The formal gardens with boxwood and yew topiaries have been restored since the 1980s and contain a charming Gothic-style orangery, built to celebrate the new millennium.
A little way west, Sacrewell is a heritage farm attraction that will enchant younger members of the clan.
In 50 acres, the farm was mentioned in the Norman Domesday Survey of 1086 and opened as a family day out in 1964. For kids the joy will be meeting the animals, and the farm has donkeys, Shetland ponies, pygmy goats, punch horses, alpacas, Boer goats, New Hampshire red chickens, Landrace pigs and a variety of sheep breeds.
There’s also a mini-maze, an indoor “Playbarn”, a cafe with free WiFi and a farm shop selling produce and gifts made on site.
One of the most arresting sights is the watermill, built in 1755 newly restored to working order with the help of National Lottery funds.
12. Crowland Abbey
Over the county line in Lincolnshire, Crowland Abbey is a comfortable 13 miles from the centre of Peterborough.
A Benedictine monastery up to 1539, this Grade I listed building is a functioning parish church and rather unusual because it continues to be used for worship after most of the abbey was demolished.
The monastic buildings, chancel, crossing and transepts were partially torn down right away, but the nave kept its roof and has housed the church for the last five centuries.
With ruins of pointed bays and window arches clinging to the intact portion of the church, Crowland Abbey is supremely picturesque and was the subject of a sonnet by John Clare, published in 1828. The church has a skull of the 9th-century abbot Theodore, slain at the altar by the Vikings.
13. Burghley House
A good 15 miles from Peterborough on the way to Stamford, Burghley House is a trip worth making if you have an eye for English aristocratic architecture.
Burghley House is the archetype of the Elizabethan Prodigy House, constructed in the last decades of the 16th century by Lord High Treasurer William Cecil.
In the 18th-century the gardens and regal avenues were laid out by Capability Brown, the leading landscaper of the day.
The house is open to visitors in spring and summer, free-flow, or with an expert guide.
Burghley House’s art collection runs to several hundred pieces and includes works by Veronese (chapel altarpiece), Luca Giordano, female Renaissance trailblazer Artemisia Gentileschi and the German Baroque artist Johann Carl Loth.
See Verrio’s ceiling fresco from 1697 above the Hell Staircase, and the later wall paintings by Thomas Stothard.
As the largest city for some distance, Peterborough is a regional shopping hub, a fact underlined by the Queensgate shopping centre, which was opened by Queen Beatrix of the Netherlands in 1982. The centre was modernised at the start of the 2010s, and when this post was written plans had been announced for a further £30 million enhancement, including a multi-screen cinema.
The centre has all of the midmarket brands you’d hope to find on a well-to-do British high street, like Office, Paperchase, John Lewis, H&M, John Lewis, Lush, River Island, Superdry and M&S, to name a few.
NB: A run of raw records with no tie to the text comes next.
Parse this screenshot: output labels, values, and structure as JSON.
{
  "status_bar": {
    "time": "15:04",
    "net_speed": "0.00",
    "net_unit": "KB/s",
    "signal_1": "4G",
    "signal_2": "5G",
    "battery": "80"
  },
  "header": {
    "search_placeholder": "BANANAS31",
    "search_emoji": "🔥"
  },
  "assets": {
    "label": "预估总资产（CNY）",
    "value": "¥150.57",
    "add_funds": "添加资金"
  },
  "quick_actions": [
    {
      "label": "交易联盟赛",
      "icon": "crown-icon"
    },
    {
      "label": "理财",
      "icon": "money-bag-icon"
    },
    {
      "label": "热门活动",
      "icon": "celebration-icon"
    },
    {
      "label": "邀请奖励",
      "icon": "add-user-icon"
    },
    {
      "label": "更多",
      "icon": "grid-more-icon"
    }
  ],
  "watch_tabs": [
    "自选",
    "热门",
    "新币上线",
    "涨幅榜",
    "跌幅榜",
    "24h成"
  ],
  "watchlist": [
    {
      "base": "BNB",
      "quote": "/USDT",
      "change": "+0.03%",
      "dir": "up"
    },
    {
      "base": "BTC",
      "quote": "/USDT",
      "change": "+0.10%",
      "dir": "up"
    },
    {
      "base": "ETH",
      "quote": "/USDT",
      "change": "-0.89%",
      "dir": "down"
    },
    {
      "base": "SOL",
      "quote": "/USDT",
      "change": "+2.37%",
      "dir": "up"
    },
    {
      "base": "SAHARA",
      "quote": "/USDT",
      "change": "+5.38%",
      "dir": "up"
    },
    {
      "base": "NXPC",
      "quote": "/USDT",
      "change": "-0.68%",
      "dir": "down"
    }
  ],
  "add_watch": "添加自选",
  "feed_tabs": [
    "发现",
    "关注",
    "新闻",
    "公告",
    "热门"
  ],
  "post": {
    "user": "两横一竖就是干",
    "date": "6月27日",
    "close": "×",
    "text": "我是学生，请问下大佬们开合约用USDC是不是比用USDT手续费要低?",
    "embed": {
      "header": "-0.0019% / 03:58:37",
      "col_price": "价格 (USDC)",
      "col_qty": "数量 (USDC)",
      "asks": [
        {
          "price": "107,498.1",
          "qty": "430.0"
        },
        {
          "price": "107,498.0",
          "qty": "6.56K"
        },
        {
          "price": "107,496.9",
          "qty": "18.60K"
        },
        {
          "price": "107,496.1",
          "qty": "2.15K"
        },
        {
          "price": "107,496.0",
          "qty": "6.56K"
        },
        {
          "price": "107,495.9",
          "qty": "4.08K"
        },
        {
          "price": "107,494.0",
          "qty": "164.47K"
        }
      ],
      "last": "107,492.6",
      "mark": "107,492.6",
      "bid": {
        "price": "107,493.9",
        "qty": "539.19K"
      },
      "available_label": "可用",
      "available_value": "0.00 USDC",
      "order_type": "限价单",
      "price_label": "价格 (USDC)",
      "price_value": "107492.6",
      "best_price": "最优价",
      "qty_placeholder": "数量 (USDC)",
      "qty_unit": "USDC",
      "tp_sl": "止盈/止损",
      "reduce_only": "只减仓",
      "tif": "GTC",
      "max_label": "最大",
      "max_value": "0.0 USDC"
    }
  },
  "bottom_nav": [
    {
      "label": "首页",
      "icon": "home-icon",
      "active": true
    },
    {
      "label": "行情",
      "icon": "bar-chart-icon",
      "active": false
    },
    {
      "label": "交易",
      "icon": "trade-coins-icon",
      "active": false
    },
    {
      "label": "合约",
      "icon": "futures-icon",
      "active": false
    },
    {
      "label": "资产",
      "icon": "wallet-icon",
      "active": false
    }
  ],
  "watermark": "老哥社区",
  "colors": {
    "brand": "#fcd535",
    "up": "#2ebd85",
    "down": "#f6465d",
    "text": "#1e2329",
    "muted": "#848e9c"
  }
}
For dining options, familiar names like Greggs, Pret, Costa, as well as a few fast food chains are all on hand.
15. Key Theatre
On the Nene’s north bank since 1973, the glass-clad Key Theatre is Peterborough’s main destination for live culture.
The venue books touring musicals, bands and dance shows, and also stages local community productions.
The highpoint of the programme comes towards the end of the year when the Key Theatre puts on its family-friendly pantomimes, which have been an institution for more than 40 years.
The Key Studio is a more intimate 112-seat for drama and live comedy.
In the day, the theatre’s highly-rated Riverside Restaurant benefits from a lovely view of the river.